We are NOT a theocracy, if you want to live in one, the middle east has several variations on the theme to offer. Unfortunately for christians, they are the minority there, so another religion will trump yours, but that's what your trying to do in America, so I'm sure you'll be understanding.

amazondoc
USA, TN

@prinze777 --

"There have been many attacks by gay rights activist against churches."

There has been plenty of violence on all sides.

I lived in Knoxville (TN) at the time that a man stormed into the Unitarian church there and SHOT NINE PEOPLE because he "hated liberals, Democrats, blacks, and gays".

Gay people in the US are EIGHT TIMES more likely to be the victims of violent crimes than straight people. That's from FBI crime data, not something just pulled randomly out of the air.

In the country of Georgia recently, PRIESTS led an angry mob against gay rights activists. One story reports that "Thousands of Orthodox anti-gay activists broke through police cordon and pursued gay rights protesters in Georgia’s capital, Tbilisi, injuring at least 28 people in the process."

Violence should be condemned on ALL sides. But it's quite clear which side suffers from most of the violent attacks.

@Mayfair --

"I for one, have not found this to be the case. :("

Let me get this straight: gay people have been denied equal citizenship for years -- they have been beaten and killed because of homophobia -- but you're upset because you think they're RUDE??

michaelsuperman1
Phoenix, AZ

Liberal Ted from Utah
This is the religious difference.
Being a gay person is not a sin. Engaging in sexual activity with someone of the same gender is. Engaging in sexual activity with someone of the opposite gender outside of marriage is a sin.
Using this argument then… as long as gays don’t have sex they aren’t sinners and they should be able to marry.
How do you arrive at drinking alcohol to be a sin if at the last supper Jesus said to drink wine in remembrance of him? Could it be that drinking alcohol irresponsibly is what is a sin the same as doing anything irresponsibly could be a sin?? Could it be we are confused on more than one issue???

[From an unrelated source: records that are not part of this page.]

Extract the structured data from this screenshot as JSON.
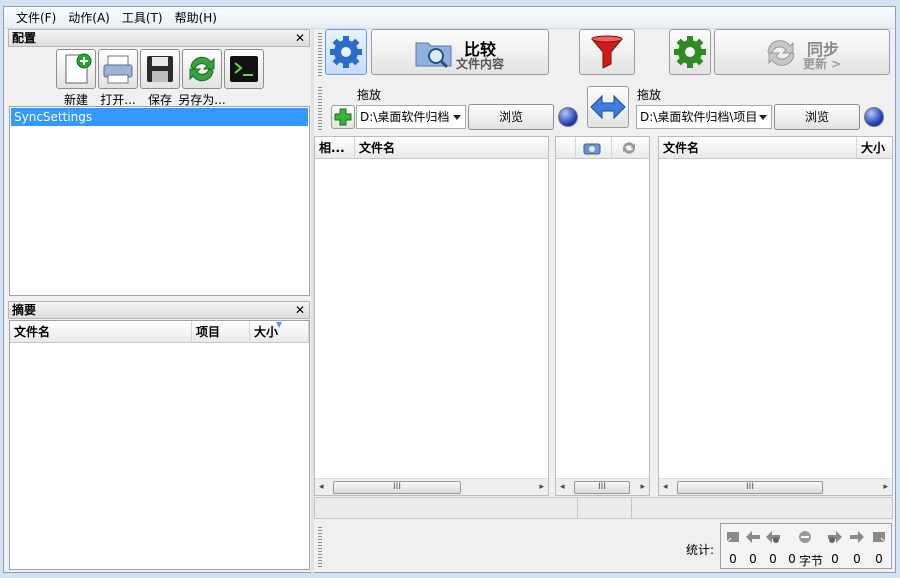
{
  "menu": [
    "文件(F)",
    "动作(A)",
    "工具(T)",
    "帮助(H)"
  ],
  "config_panel": {
    "title": "配置",
    "close": "✕",
    "buttons": [
      {
        "label": "新建",
        "icon": "new-file-icon"
      },
      {
        "label": "打开...",
        "icon": "open-printer-icon"
      },
      {
        "label": "保存",
        "icon": "save-disk-icon"
      },
      {
        "label": "另存为...",
        "icon": "save-as-sync-icon"
      }
    ],
    "items": [
      "SyncSettings"
    ]
  },
  "summary_panel": {
    "title": "摘要",
    "close": "✕",
    "columns": [
      "文件名",
      "项目",
      "大小"
    ]
  },
  "toolbar": {
    "compare_title": "比较",
    "compare_sub": "文件内容",
    "sync_title": "同步",
    "sync_sub": "更新 >"
  },
  "left_folder": {
    "drop_label": "拖放",
    "path": "D:\\桌面软件归档",
    "browse": "浏览"
  },
  "right_folder": {
    "drop_label": "拖放",
    "path": "D:\\桌面软件归档\\项目",
    "browse": "浏览"
  },
  "left_grid": {
    "columns": [
      "相...",
      "文件名"
    ],
    "scroll_thumb": "III"
  },
  "middle_grid": {
    "scroll_thumb": "III"
  },
  "right_grid": {
    "columns": [
      "文件名",
      "大小"
    ],
    "scroll_thumb": "III"
  },
  "stats": {
    "label": "统计:",
    "values": [
      "0",
      "0",
      "0",
      "0",
      "0",
      "0",
      "0"
    ],
    "bytes_unit": "字节"
  },
  "colors": {
    "selection": "#3399ff",
    "filter_red": "#d11b1b",
    "gear_blue": "#2a6cc9",
    "gear_green": "#2e8b22"
  }
}
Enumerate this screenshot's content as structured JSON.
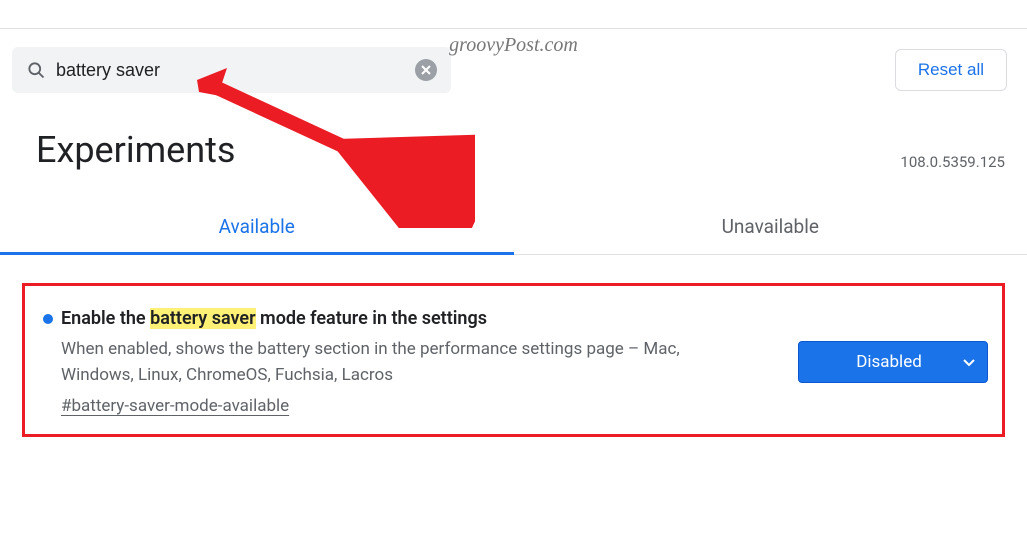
{
  "watermark": "groovyPost.com",
  "search": {
    "value": "battery saver"
  },
  "reset_label": "Reset all",
  "page_title": "Experiments",
  "version": "108.0.5359.125",
  "tabs": {
    "available": "Available",
    "unavailable": "Unavailable"
  },
  "flag": {
    "title_pre": "Enable the ",
    "title_hl": "battery saver",
    "title_post": " mode feature in the settings",
    "description": "When enabled, shows the battery section in the performance settings page – Mac, Windows, Linux, ChromeOS, Fuchsia, Lacros",
    "id": "#battery-saver-mode-available",
    "select_value": "Disabled"
  }
}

Contrarius
Lebanon, TN

@prinze --

"Many of these gay rights groups have also sued Catholic Charities for there belief that it would be morally wrong to give a child to gay couples."

Of course they did. Adoption agencies are carrying out a GOVERNMENT SERVICE (adoption), so they must uphold the laws of THE GOVERNMENT.

"Marriage is not a right."

SCOTUS disagrees with you.

From Loving v. Virginia, 1967: "Marriage is one of the 'basic civil rights of man,' fundamental to our very existence and survival. Skinner v. Oklahoma, 316 U.S. 535, 541 (1942). See also Maynard v. Hill, 125 U.S. 190 (1888)."

@Liberal Ted --

"Engaging in sexual activity with someone of the same gender is."

According to you. Many Christians and Jews disagree with you.

"Are there people who do not follow the commandments and sin?"

There is no commandment that says "thou shalt not be homosexual".

And gay people who are married aren't even having sex outside of marriage.

Isn't that odd -- anti-gay people accuse gays of promiscuity and having sex without marriage -- but then they turn around and try to deny gays the ABILITY to get married, therefore FORCING gays to "live in sin".

to comment

DeseretNews.com encourages a civil dialogue among its readers. We welcome your thoughtful comments.
About comments